Not to mention having TFM in your life makes things so much easier. When Christians do good unto others, they are said to possess the spirit of the Lord. TFM does you a solid and takes God’s goodness one step further—it possesses you, kindly relieving you of all responsibility to anyone, anywhere! When you become an agent of TFM (along with, say, 300 million other people), all you have to do is keep your eye on the scoreboard and everything will be AY-OK. As long as you’ve got more of TFM’s holy goodness than others, you’re fulfilling your duty to everyone else and, in a way, making sure they’ll be taken care of. Well, by ‘taken care of’ I mean…well, whatever happens to them, it’s TFM’s will anyways. After all, money is TFM’s corollary to God’s love—some people are blessed to have it; others, well, fuck them. They aren’t working/praying hard enough or some shit. It’s TFM’s will.
Religion is perhaps the most mysterious of human activities, worshipping god(s) who may or may not care about you and your neighbor, all dependent on your choice of scripture and interpretation. Yet even with its mystery and obscurity, core elements of hipster ‘taste’, religion remains unpopular among them. Maybe it has something to do with the simplicity of the message offered by several religious groups. Protestants offer eternal salvation in exchange for the simple task of accepting Jesus as your savior. Dull as shit. Where’s the science? Where’s the Derridian double-speak that only makes sense when under the influence of a particularly potent batch of pot brownies?
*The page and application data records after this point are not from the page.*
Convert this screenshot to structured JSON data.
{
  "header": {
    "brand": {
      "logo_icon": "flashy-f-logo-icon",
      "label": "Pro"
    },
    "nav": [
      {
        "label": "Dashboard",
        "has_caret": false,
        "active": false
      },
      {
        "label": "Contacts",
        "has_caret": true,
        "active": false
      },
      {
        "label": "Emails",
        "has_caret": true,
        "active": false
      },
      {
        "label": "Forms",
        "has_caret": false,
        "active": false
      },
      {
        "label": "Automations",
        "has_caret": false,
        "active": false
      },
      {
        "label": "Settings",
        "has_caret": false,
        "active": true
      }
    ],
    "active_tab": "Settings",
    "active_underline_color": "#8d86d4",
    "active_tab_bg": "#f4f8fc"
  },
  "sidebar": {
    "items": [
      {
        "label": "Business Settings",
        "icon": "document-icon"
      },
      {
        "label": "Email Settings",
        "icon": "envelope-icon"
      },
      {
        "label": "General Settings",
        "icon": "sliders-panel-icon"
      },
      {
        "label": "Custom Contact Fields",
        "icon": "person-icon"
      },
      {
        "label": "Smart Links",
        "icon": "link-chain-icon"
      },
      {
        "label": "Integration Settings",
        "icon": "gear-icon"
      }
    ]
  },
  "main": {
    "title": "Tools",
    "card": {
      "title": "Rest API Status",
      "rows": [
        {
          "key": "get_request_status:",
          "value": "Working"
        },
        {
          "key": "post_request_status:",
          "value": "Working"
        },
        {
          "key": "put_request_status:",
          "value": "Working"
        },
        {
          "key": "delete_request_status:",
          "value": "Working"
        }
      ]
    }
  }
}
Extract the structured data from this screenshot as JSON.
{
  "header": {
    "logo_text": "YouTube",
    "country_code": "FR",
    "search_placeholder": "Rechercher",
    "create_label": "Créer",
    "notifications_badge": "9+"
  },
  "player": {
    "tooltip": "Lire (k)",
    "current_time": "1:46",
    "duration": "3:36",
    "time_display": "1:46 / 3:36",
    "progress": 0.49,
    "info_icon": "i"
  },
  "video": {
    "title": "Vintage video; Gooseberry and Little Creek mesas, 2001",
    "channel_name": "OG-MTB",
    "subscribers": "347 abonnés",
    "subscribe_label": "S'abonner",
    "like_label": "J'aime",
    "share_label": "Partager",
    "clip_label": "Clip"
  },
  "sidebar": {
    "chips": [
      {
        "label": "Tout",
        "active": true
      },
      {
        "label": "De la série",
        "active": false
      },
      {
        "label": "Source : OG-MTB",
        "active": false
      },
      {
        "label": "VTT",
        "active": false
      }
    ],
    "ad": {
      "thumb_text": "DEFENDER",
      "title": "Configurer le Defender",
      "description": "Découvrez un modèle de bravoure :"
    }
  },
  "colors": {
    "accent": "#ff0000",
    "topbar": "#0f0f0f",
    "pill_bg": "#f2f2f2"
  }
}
It’s much cooler to talk about ‘science’, economics, and markets than it is to say we should simply care about one another. Hipsters use knowledge as a way of doing two things: (1) acquiring power over others and (2) avoiding responsibility, which is, perhaps , the very definition of economics: the science of avoiding responsibility. What most people associate with the term ‘hipster’ is someone who possesses an obscure knowledge about something (usually music) and uses it to establish a Foucauldian knowledge-power relationship and bludgeon their opponents into silence. Similarly mainstream economic conservatism has to constantly refer to obscure knowledges about aggregations of people’s labor in order to justify its policy recommendations. Conservatism is forced to beg the question about efficiency because it is not, and never has been, a human value. Efficiency is something that happens at a level of analysis far-removed from everyday human storytelling and that’s why economics has to assume not only the existence of market efficiency but also its human desirability. It’s nearly impossible to speak of a ‘leftist economics’—if Marx was really a political economist it was only because he critiqued the shit out of capitalism. He never articulated the ‘economics’ of the Kingdom of Freedom precisely because it doesn’t exist. The Revolution is inexorably bound up in the HUMAN individual, not the worker-human that makes an appearance in name-only in economic treatises. The truly leftist project is one that abandons any pretense to economic ‘principles’ and proceeds instead on the basis of human values.
Unless conservatism really is God's chosen way of discursively representing human beings, then we can't even consider it a human science. No wonder hipsters love The Free Market: all the obsequiousness to obscurity contained in religion without any of the attendant responsibility! It’s a trust fund for your conscious!